--- SOURCE RECORDS ---
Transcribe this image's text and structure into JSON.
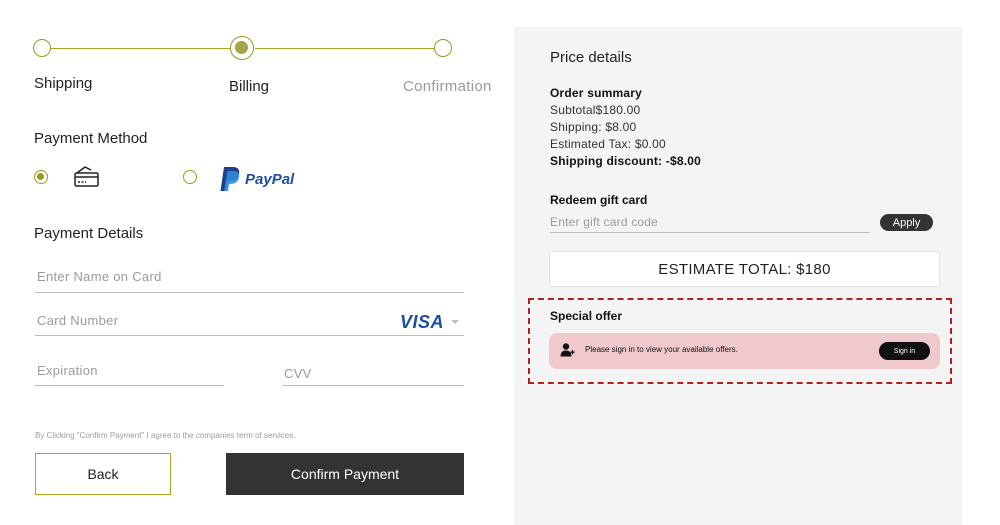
{
  "stepper": {
    "steps": [
      {
        "label": "Shipping",
        "state": "done"
      },
      {
        "label": "Billing",
        "state": "active"
      },
      {
        "label": "Confirmation",
        "state": "upcoming"
      }
    ]
  },
  "payment_method": {
    "title": "Payment Method",
    "options": [
      {
        "name": "card",
        "icon": "credit-card-icon",
        "selected": true
      },
      {
        "name": "paypal",
        "logo_text": "PayPal",
        "selected": false
      }
    ]
  },
  "payment_details": {
    "title": "Payment Details",
    "name_placeholder": "Enter Name on Card",
    "card_number_placeholder": "Card Number",
    "card_brand": "VISA",
    "expiration_placeholder": "Expiration",
    "cvv_placeholder": "CVV"
  },
  "terms_text": "By Clicking \"Confirm Payment\" I agree to the companies term of services.",
  "buttons": {
    "back": "Back",
    "confirm": "Confirm Payment"
  },
  "price_details": {
    "title": "Price details",
    "order_summary_label": "Order summary",
    "subtotal": "Subtotal$180.00",
    "shipping": "Shipping: $8.00",
    "tax": "Estimated Tax: $0.00",
    "shipping_discount": "Shipping discount: -$8.00",
    "gift_card_label": "Redeem gift card",
    "gift_card_placeholder": "Enter gift card code",
    "apply_label": "Apply",
    "estimate_total": "ESTIMATE TOTAL: $180"
  },
  "special_offer": {
    "title": "Special offer",
    "message": "Please sign in to view your available offers.",
    "sign_in_label": "Sign in"
  },
  "colors": {
    "accent": "#9a9a1e",
    "dark_button": "#333333",
    "offer_banner": "#f0c9cc",
    "offer_border": "#b32020",
    "visa_blue": "#1a4fa0",
    "paypal_blue": "#1d4fa3"
  }
}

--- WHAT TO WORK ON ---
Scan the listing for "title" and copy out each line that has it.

--- THE ANSWER ---
    "title": "Payment Method",
    "title": "Payment Details",
    "title": "Price details",
    "title": "Special offer",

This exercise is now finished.